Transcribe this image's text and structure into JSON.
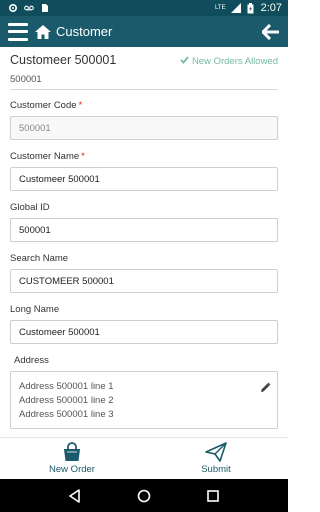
{
  "status_bar": {
    "time": "2:07",
    "network": "LTE",
    "icons": [
      "settings-icon",
      "voicemail-icon",
      "sim-icon",
      "signal-icon",
      "battery-icon"
    ]
  },
  "app_bar": {
    "title": "Customer",
    "icons": [
      "menu-icon",
      "home-icon",
      "back-arrow-icon"
    ]
  },
  "customer": {
    "title": "Customeer 500001",
    "orders_status": "New Orders Allowed",
    "id": "500001"
  },
  "fields": {
    "customer_code": {
      "label": "Customer Code",
      "value": "500001",
      "required": "*"
    },
    "customer_name": {
      "label": "Customer Name",
      "value": "Customeer 500001",
      "required": "*"
    },
    "global_id": {
      "label": "Global ID",
      "value": "500001"
    },
    "search_name": {
      "label": "Search Name",
      "value": "CUSTOMEER 500001"
    },
    "long_name": {
      "label": "Long Name",
      "value": "Customeer 500001"
    }
  },
  "address": {
    "label": "Address",
    "lines": [
      "Address 500001 line 1",
      "Address 500001 line 2",
      "Address 500001 line 3"
    ]
  },
  "bottom_bar": {
    "new_order": "New Order",
    "submit": "Submit"
  },
  "colors": {
    "app_bar": "#1a5a6b",
    "status_bar": "#0f4c5c",
    "accent_green": "#76b9a0",
    "required_red": "#e02020"
  }
}
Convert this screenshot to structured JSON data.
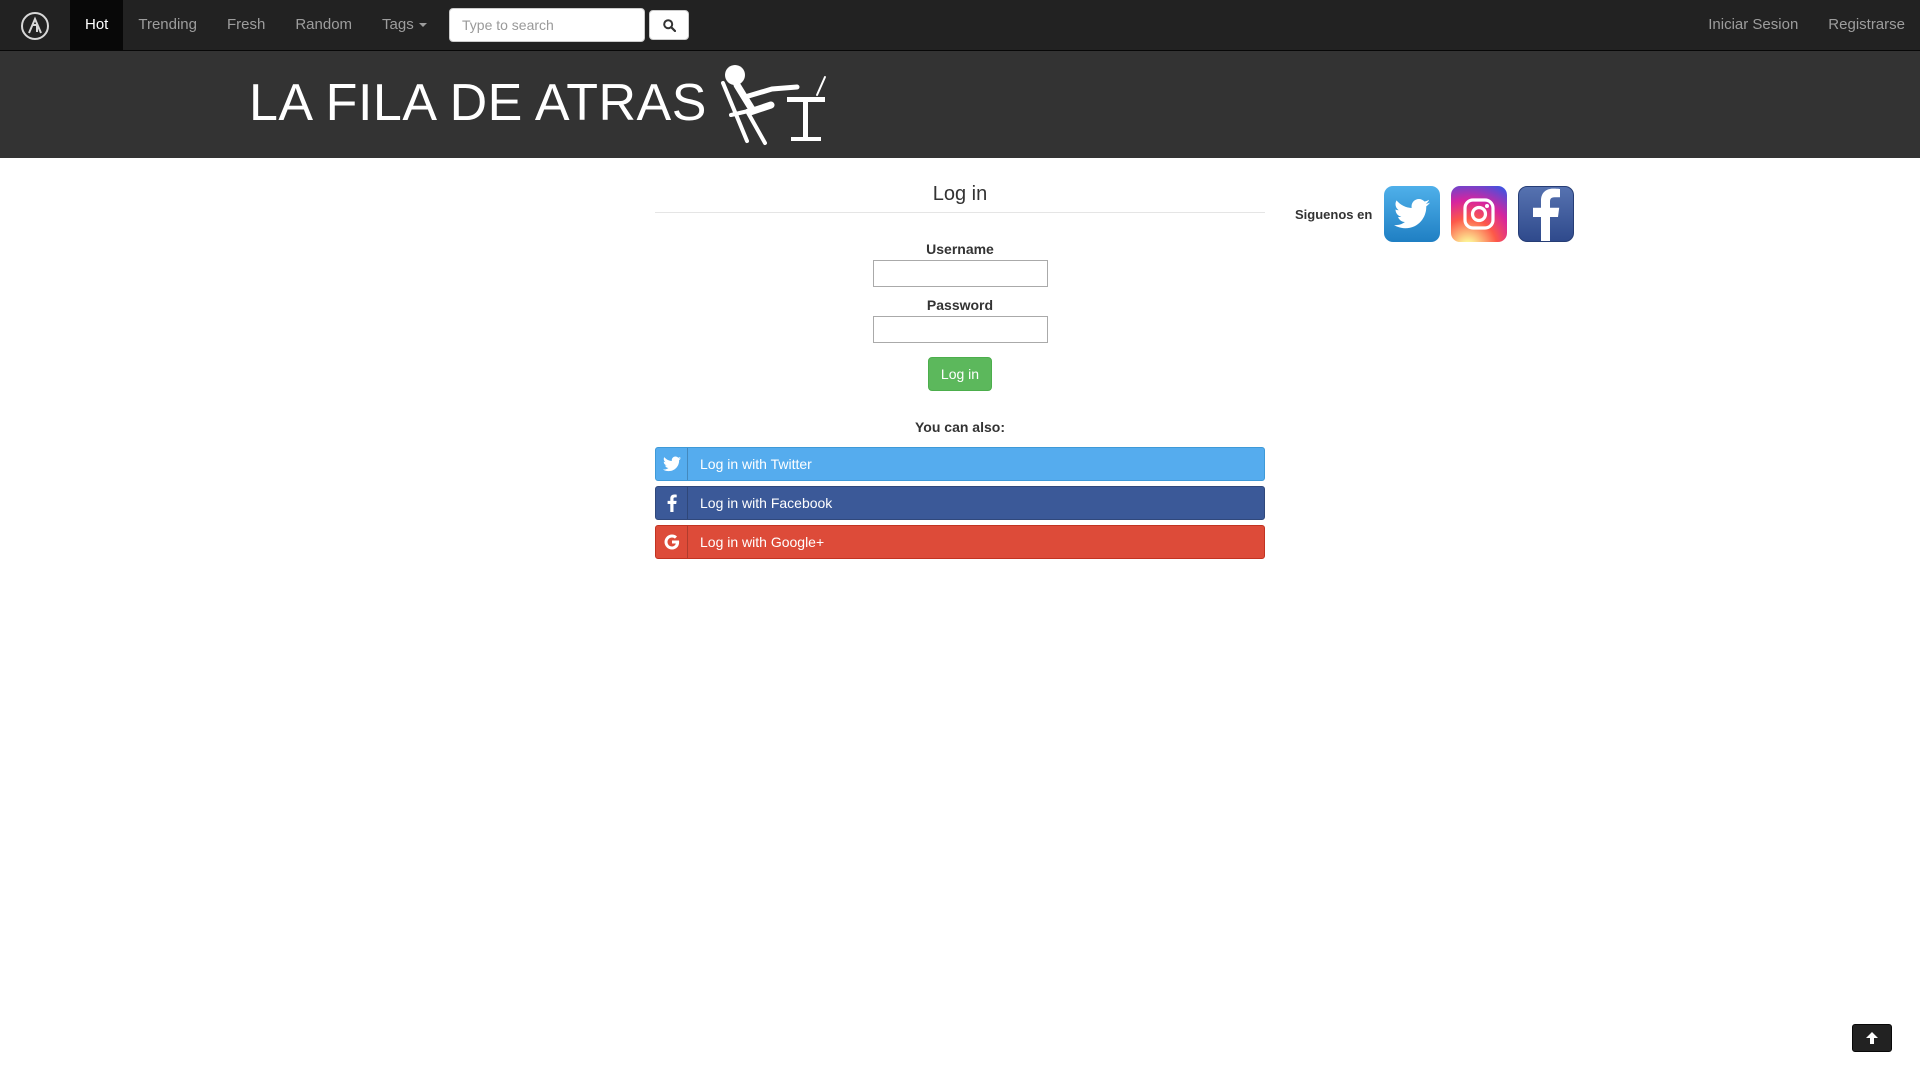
{
  "navbar": {
    "brand_icon": "site-logo-icon",
    "items": [
      {
        "label": "Hot",
        "active": true
      },
      {
        "label": "Trending",
        "active": false
      },
      {
        "label": "Fresh",
        "active": false
      },
      {
        "label": "Random",
        "active": false
      },
      {
        "label": "Tags",
        "active": false
      }
    ],
    "search": {
      "placeholder": "Type to search",
      "value": ""
    },
    "right": {
      "login": "Iniciar Sesion",
      "register": "Registrarse"
    }
  },
  "banner": {
    "title": "LA FILA DE ATRAS",
    "logo_icon": "student-at-desk-icon"
  },
  "login": {
    "title": "Log in",
    "username_label": "Username",
    "username_value": "",
    "password_label": "Password",
    "password_value": "",
    "submit_label": "Log in",
    "also_label": "You can also:",
    "twitter_label": "Log in with Twitter",
    "facebook_label": "Log in with Facebook",
    "google_label": "Log in with Google+"
  },
  "follow": {
    "label": "Siguenos en"
  },
  "colors": {
    "navbar_bg": "#222222",
    "banner_bg": "#333333",
    "login_button": "#5cb85c",
    "twitter": "#55acee",
    "facebook": "#3b5998",
    "google": "#dd4b39"
  }
}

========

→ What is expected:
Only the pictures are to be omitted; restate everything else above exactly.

→ Your solution:
Transcribe this image's text and structure into JSON.
{
  "status_bar": {
    "time": "2:07",
    "network": "LTE",
    "icons": [
      "settings-icon",
      "voicemail-icon",
      "sim-icon",
      "signal-icon",
      "battery-icon"
    ]
  },
  "app_bar": {
    "title": "Customer",
    "icons": [
      "menu-icon",
      "home-icon",
      "back-arrow-icon"
    ]
  },
  "customer": {
    "title": "Customeer 500001",
    "orders_status": "New Orders Allowed",
    "id": "500001"
  },
  "fields": {
    "customer_code": {
      "label": "Customer Code",
      "value": "500001",
      "required": "*"
    },
    "customer_name": {
      "label": "Customer Name",
      "value": "Customeer 500001",
      "required": "*"
    },
    "global_id": {
      "label": "Global ID",
      "value": "500001"
    },
    "search_name": {
      "label": "Search Name",
      "value": "CUSTOMEER 500001"
    },
    "long_name": {
      "label": "Long Name",
      "value": "Customeer 500001"
    }
  },
  "address": {
    "label": "Address",
    "lines": [
      "Address 500001 line 1",
      "Address 500001 line 2",
      "Address 500001 line 3"
    ]
  },
  "bottom_bar": {
    "new_order": "New Order",
    "submit": "Submit"
  },
  "colors": {
    "app_bar": "#1a5a6b",
    "status_bar": "#0f4c5c",
    "accent_green": "#76b9a0",
    "required_red": "#e02020"
  }
}
Convert this screenshot to structured JSON data.
{
  "navbar": {
    "brand_icon": "site-logo-icon",
    "items": [
      {
        "label": "Hot",
        "active": true
      },
      {
        "label": "Trending",
        "active": false
      },
      {
        "label": "Fresh",
        "active": false
      },
      {
        "label": "Random",
        "active": false
      },
      {
        "label": "Tags",
        "active": false
      }
    ],
    "search": {
      "placeholder": "Type to search",
      "value": ""
    },
    "right": {
      "login": "Iniciar Sesion",
      "register": "Registrarse"
    }
  },
  "banner": {
    "title": "LA FILA DE ATRAS",
    "logo_icon": "student-at-desk-icon"
  },
  "login": {
    "title": "Log in",
    "username_label": "Username",
    "username_value": "",
    "password_label": "Password",
    "password_value": "",
    "submit_label": "Log in",
    "also_label": "You can also:",
    "twitter_label": "Log in with Twitter",
    "facebook_label": "Log in with Facebook",
    "google_label": "Log in with Google+"
  },
  "follow": {
    "label": "Siguenos en"
  },
  "colors": {
    "navbar_bg": "#222222",
    "banner_bg": "#333333",
    "login_button": "#5cb85c",
    "twitter": "#55acee",
    "facebook": "#3b5998",
    "google": "#dd4b39"
  }
}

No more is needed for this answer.